The Great Mobile Debate: Native Apps vs. HTML 5
By 2017, Swedish mobile phone provider Ericsson estimates that there will be 9 billion mobile subscriptions worldwide, including nearly 3 billion smartphones (pdf). With more people than ever accessing information via mobile devices, it’s essential marketers provide mobile-friendly content to multiple devices to reach existing and prospective customers.
In today’s environment, where 87 percent of the world has a mobile-cellular subscription (pdf). businesses cannot afford to lose a significant portion of the mobile audience due to incompatibility with certain browsers, devices or platforms. For a company to reach its mobile target market, it must provide online content that spans multiple devices and platforms.
The cross-platform experience matured dramatically in 2011 with the introduction of HTML 5, a new Web standard that is expected to be an official W3C specification by 2014. HTML 5 mobile Web apps deliver richer user experiences and greater complexity of graphics with game-like interactivity. Prior to this improvement, those who deployed content were limited to Adobe Flash, which is incompatible with some of the most popular mobile platforms.

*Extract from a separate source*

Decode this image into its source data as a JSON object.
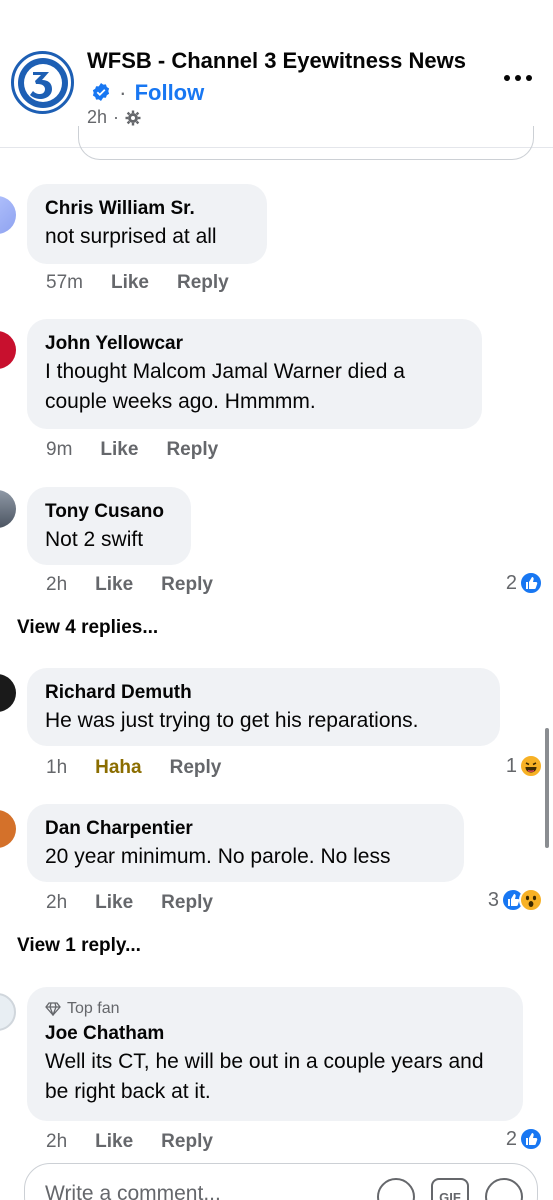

Mobile compatibility wasn’t even a consideration for companies developing Web experiences, until recently. According to research by Ericsson, approximately 40 percent of all mobile phones sold in Q2 of 2012 were smartphones. This trend has driven mobile compatibility toward the top of the priority list, and a focus on mobile optimization has become a base-level requirement. Marketers now routinely consider, “How will this app work on an iPhone or an Android or a Samsung tablet?” Ultimately, awareness of this critical engagement element leads to higher quality and more satisfying user experiences.
Trends suggest the future lies in cross-platform development with HTML 5; however, mobile apps still make sense in many situations. When choosing between a native app and a mobile website, program intent and objectives should guide the decision-making process.